In chemistry, a zwitterion (// TSVIT-ə-rye-ən; from German Zwitter [ˈtsvɪtɐ] 'hermaphrodite'), also called an inner salt, is a molecule that contains an equal number of positively- and negatively-charged functional groups. With amino acids, for example, in solution a chemical equilibrium will be established between the "parent" molecule and the zwitterion.
Betaines are zwitterions that cannot isomerize to an all-neutral form, such as when the positive charge is located on a quaternary ammonium group. Similarly, a molecule containing a phosphonium group and a carboxylate group cannot isomerize.
The equilibrium is established in two stages. In one stage, a proton is transferred from the carboxyl group to a water molecule.
In the other stage a proton is transferred from the hydronium ion to the amine group
Overall, the reaction is an isomerization reaction
The ratio of the concentrations of the two species in solution is independent of pH as it is equal to the value of the equilibrium constant K for the isomerization reaction.
[X] signifies the concentration of the chemical species X at equilibrium. It is generally assumed that K > 1, that is, that the zwitterion is the predominant amino acid isomer in aqueous solution. It has been suggested, on the basis of theoretical analysis, that the zwitterion is stabilized in aqueous solution by hydrogen bonding with solvent water molecules. Analysis of neutron diffraction data for glycine showed that it was in the zwitterionic form in the solid state and confirmed the presence of hydrogen bonds. Theoretical calculations have been used to show that zwitterions may also be present in the gas phase for some cases different than the simple carboxylic acid-to-amine transfer.
The pKa values for deprotonation of the common amino acids span the approximate range 2.15±0.2. This is also consistent with the zwitterion being the predominant isomer that is present in an aqueous solution. For comparison, the simple carboxylic acid propionic acid (CH
2H) has a pKa value of 4.88.
Although the equilibrium, in solution, between a compound and its zwitterion isomer cannot be studied experimentally, some insight may be gained from the results of theoretical calculations. A good example is provided with pyridoxal phosphate, a form of vitamin B6. A tautomeric equilibrium was predicted to obtain in an aqueous solution of this compound, favouring the zwitterion in which a proton is transferred from the phenolic -OH group to the nitrogen atom.
The compound trimethylglycine, which was isolated from sugar beet, was named as "betaine". Later, other compounds were discovered that contain the same structural motif, a quaternary nitrogen atom with a carboxylate group attached to it via a –CH2– link. At the present time, all compounds whose structure includes this motif are known as betaines. Betaines do not isomerize because the chemical groups attached to the nitrogen atom are not labile. These compounds may be classed as permanent zwitterions, as isomerisation to a molecule with no electrical charges does not occur, or is very slow.
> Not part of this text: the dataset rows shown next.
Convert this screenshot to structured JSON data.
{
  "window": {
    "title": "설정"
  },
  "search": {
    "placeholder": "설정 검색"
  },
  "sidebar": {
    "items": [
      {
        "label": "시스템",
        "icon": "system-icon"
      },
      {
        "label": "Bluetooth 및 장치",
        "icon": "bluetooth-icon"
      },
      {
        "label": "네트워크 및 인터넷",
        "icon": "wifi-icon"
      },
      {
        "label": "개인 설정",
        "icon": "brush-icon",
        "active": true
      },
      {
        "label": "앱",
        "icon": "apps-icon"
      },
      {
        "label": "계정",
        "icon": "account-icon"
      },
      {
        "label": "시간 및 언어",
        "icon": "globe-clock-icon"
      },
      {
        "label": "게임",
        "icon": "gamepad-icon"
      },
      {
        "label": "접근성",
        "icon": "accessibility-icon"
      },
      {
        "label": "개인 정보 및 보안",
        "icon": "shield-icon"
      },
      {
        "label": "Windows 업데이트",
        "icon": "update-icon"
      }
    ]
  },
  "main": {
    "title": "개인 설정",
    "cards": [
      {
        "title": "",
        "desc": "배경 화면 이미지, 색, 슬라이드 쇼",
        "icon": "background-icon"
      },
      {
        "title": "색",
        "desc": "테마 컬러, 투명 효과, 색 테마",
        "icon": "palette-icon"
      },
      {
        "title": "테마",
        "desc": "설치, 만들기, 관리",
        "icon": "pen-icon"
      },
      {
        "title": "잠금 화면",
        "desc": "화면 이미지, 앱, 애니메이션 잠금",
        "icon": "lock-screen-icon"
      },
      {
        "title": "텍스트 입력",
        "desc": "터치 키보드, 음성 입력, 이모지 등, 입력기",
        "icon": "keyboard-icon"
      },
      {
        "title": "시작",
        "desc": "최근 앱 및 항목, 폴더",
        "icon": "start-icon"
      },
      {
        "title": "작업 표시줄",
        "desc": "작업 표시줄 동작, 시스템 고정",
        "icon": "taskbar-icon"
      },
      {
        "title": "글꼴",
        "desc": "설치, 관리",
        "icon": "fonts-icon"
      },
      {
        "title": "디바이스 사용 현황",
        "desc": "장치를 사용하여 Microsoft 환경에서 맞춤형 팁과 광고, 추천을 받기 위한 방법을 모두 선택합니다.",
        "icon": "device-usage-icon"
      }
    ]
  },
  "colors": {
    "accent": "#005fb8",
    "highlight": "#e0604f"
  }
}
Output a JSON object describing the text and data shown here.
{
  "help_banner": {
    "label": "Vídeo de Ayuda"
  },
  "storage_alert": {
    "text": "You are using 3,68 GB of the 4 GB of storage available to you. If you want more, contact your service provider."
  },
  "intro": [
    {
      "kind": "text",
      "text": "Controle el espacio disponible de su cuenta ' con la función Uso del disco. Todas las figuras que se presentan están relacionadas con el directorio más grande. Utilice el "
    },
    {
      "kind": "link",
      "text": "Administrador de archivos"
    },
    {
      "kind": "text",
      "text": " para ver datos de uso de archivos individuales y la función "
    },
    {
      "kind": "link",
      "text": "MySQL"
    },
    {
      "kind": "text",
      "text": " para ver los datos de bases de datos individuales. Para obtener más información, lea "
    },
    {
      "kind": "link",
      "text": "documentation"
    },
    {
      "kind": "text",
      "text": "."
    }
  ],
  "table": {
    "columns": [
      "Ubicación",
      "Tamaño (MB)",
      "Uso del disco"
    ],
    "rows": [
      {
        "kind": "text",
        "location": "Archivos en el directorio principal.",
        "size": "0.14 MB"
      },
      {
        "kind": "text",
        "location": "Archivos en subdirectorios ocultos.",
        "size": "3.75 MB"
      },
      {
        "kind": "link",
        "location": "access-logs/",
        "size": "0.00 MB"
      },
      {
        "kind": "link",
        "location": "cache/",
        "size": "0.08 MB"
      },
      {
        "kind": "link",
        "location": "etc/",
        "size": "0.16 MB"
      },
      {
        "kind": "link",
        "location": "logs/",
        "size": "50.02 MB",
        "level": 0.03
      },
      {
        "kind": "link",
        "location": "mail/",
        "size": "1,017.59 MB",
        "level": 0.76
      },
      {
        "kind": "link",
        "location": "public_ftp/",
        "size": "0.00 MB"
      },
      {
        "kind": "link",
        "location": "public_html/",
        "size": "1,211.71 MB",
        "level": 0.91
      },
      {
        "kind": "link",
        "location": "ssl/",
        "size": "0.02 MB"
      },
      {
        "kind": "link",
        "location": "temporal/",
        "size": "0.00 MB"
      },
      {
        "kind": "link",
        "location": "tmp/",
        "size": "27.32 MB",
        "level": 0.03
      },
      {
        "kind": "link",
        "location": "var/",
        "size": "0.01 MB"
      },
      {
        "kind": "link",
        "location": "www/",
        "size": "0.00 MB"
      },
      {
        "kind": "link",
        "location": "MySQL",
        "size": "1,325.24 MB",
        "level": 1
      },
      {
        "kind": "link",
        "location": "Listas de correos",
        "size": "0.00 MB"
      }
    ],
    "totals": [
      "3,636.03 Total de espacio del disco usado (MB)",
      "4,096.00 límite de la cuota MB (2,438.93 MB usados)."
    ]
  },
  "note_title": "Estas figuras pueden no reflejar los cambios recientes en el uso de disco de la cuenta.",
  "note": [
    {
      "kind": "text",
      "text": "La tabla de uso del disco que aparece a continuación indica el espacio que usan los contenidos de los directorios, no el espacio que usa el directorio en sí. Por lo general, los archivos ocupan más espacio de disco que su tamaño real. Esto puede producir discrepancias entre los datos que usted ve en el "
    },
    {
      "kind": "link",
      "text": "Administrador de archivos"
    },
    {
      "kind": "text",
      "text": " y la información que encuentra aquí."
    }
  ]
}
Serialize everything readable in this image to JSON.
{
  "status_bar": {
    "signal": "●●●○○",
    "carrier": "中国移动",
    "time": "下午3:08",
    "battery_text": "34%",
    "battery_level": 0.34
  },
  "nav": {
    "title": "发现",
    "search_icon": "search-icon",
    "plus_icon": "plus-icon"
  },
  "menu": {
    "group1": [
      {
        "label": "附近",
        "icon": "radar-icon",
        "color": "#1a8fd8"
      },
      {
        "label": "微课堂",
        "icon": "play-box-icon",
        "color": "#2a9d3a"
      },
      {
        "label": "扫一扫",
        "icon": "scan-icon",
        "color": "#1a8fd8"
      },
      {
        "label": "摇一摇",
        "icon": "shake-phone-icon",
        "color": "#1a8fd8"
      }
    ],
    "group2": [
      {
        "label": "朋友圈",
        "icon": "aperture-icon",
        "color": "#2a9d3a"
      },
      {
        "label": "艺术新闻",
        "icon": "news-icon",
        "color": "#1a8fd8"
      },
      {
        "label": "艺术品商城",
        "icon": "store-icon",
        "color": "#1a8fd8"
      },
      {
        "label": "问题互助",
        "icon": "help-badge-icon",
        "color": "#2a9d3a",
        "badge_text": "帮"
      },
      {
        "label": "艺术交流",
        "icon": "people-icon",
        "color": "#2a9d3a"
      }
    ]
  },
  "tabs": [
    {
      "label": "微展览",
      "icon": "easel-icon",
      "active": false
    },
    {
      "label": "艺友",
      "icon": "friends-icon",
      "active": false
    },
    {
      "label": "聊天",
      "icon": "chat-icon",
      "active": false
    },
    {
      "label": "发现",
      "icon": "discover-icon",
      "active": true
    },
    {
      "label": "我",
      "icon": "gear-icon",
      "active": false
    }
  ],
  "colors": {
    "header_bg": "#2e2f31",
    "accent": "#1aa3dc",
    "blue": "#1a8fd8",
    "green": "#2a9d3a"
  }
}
Other examples of permanent zwitterions include phosphatidylcholines and psilocybin, which also contain a quaternary nitrogen atom, but with a negatively-charged phosphate group in place of a carboxylate group; and pulmonary surfactants such as dipalmitoylphosphatidylcholine.
Trimethylglycine (trivial name betaine)
Example of a phosphatidylcholine
Lauramidopropyl betaine, the major component of cocamidopropyl betaine